Exercise description >>
Extract all of the data and reproduce it precisely.

─── Data records

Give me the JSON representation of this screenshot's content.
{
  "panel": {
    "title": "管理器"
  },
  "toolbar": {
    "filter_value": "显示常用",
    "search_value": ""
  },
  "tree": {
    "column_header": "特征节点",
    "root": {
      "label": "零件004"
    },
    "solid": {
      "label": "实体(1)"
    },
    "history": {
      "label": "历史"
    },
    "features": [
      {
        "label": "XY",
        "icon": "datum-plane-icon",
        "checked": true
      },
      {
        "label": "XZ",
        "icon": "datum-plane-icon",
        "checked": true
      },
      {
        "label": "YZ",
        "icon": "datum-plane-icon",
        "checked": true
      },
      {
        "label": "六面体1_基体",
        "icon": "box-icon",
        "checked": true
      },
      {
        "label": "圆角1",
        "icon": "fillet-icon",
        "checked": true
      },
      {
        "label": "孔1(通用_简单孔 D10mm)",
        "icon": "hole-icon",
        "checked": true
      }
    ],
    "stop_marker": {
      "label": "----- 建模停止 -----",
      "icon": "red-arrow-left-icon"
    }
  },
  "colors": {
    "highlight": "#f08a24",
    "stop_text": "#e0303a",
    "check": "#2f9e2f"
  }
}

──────

Solution to this problem >>
Give me the JSON representation of this screenshot's content.
{
  "panel": {
    "title": "管理器"
  },
  "toolbar": {
    "filter_value": "显示常用",
    "search_value": ""
  },
  "tree": {
    "column_header": "特征节点",
    "root": {
      "label": "零件004"
    },
    "solid": {
      "label": "实体(1)"
    },
    "history": {
      "label": "历史"
    },
    "features": [
      {
        "label": "XY",
        "icon": "datum-plane-icon",
        "checked": true
      },
      {
        "label": "XZ",
        "icon": "datum-plane-icon",
        "checked": true
      },
      {
        "label": "YZ",
        "icon": "datum-plane-icon",
        "checked": true
      },
      {
        "label": "六面体1_基体",
        "icon": "box-icon",
        "checked": true
      },
      {
        "label": "圆角1",
        "icon": "fillet-icon",
        "checked": true
      },
      {
        "label": "孔1(通用_简单孔 D10mm)",
        "icon": "hole-icon",
        "checked": true
      }
    ],
    "stop_marker": {
      "label": "----- 建模停止 -----",
      "icon": "red-arrow-left-icon"
    }
  },
  "colors": {
    "highlight": "#f08a24",
    "stop_text": "#e0303a",
    "check": "#2f9e2f"
  }
}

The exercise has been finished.